**Description of the task:** Look through the listing below and report every line that contains "icon".

START Given records

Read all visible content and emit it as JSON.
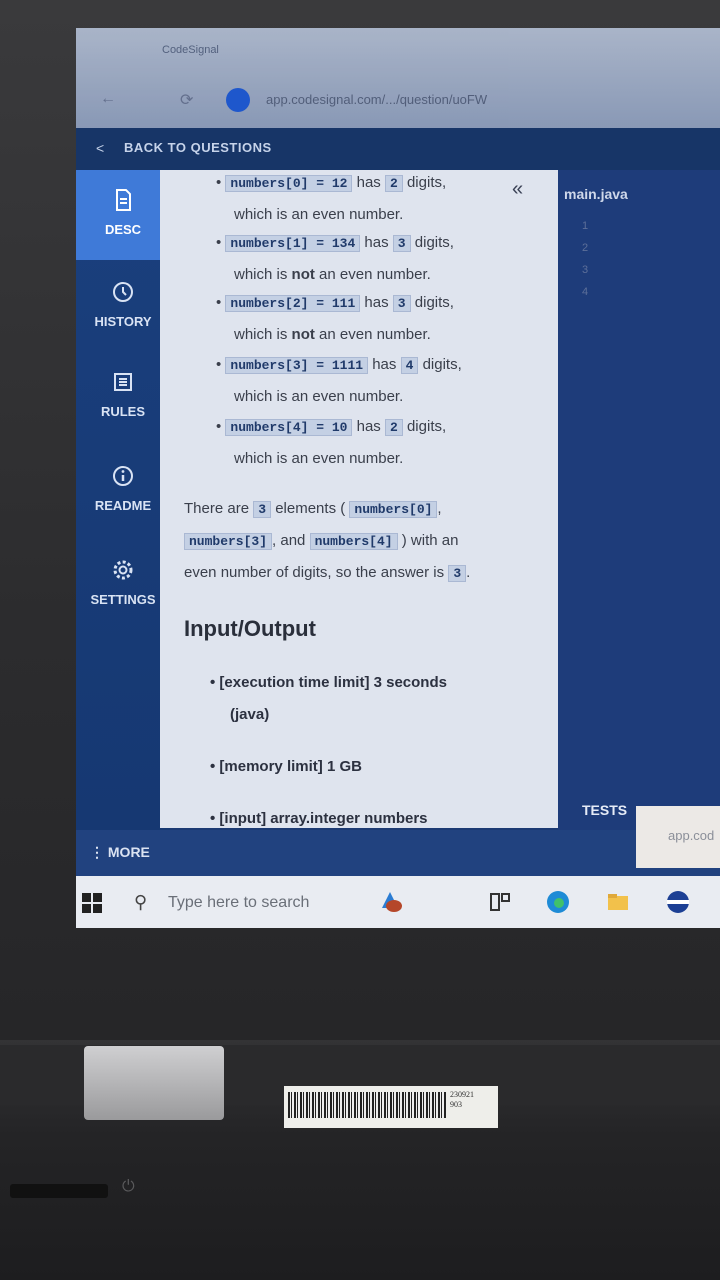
{
  "browser": {
    "tab_title": "CodeSignal",
    "url": "app.codesignal.com/.../question/uoFW"
  },
  "header": {
    "back_label": "BACK TO QUESTIONS"
  },
  "sidebar": {
    "items": [
      {
        "label": "DESC",
        "icon": "document-icon"
      },
      {
        "label": "HISTORY",
        "icon": "clock-icon"
      },
      {
        "label": "RULES",
        "icon": "list-icon"
      },
      {
        "label": "README",
        "icon": "info-icon"
      },
      {
        "label": "SETTINGS",
        "icon": "gear-icon"
      }
    ],
    "more_label": "MORE"
  },
  "description": {
    "bullets": [
      {
        "code": "numbers[0] = 12",
        "mid": "has",
        "count": "2",
        "tail": "digits,",
        "line2_a": "which is an even number.",
        "line2_b": "",
        "line2_c": ""
      },
      {
        "code": "numbers[1] = 134",
        "mid": "has",
        "count": "3",
        "tail": "digits,",
        "line2_a": "which is ",
        "line2_b": "not",
        "line2_c": " an even number."
      },
      {
        "code": "numbers[2] = 111",
        "mid": "has",
        "count": "3",
        "tail": "digits,",
        "line2_a": "which is ",
        "line2_b": "not",
        "line2_c": " an even number."
      },
      {
        "code": "numbers[3] = 1111",
        "mid": "has",
        "count": "4",
        "tail": "digits,",
        "line2_a": "which is an even number.",
        "line2_b": "",
        "line2_c": ""
      },
      {
        "code": "numbers[4] = 10",
        "mid": "has",
        "count": "2",
        "tail": "digits,",
        "line2_a": "which is an even number.",
        "line2_b": "",
        "line2_c": ""
      }
    ],
    "summary": {
      "p1": "There are",
      "c1": "3",
      "p2": "elements (",
      "c2": "numbers[0]",
      "p3": ",",
      "c3": "numbers[3]",
      "p4": ", and",
      "c4": "numbers[4]",
      "p5": ") with an",
      "p6": "even number of digits, so the answer is",
      "c5": "3",
      "p7": "."
    },
    "io_title": "Input/Output",
    "io_items": [
      "[execution time limit] 3 seconds",
      "(java)",
      "[memory limit] 1 GB",
      "[input] array.integer numbers"
    ]
  },
  "editor": {
    "tab": "main.java",
    "line_numbers": [
      "1",
      "2",
      "3",
      "4"
    ],
    "tests_label": "TESTS"
  },
  "toast": {
    "text": "app.cod"
  },
  "taskbar": {
    "search_placeholder": "Type here to search"
  },
  "device": {
    "asset_label": "230921\n903"
  }
}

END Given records

**Written solution:**
        "icon": "document-icon"
        "icon": "clock-icon"
        "icon": "list-icon"
        "icon": "info-icon"
        "icon": "gear-icon"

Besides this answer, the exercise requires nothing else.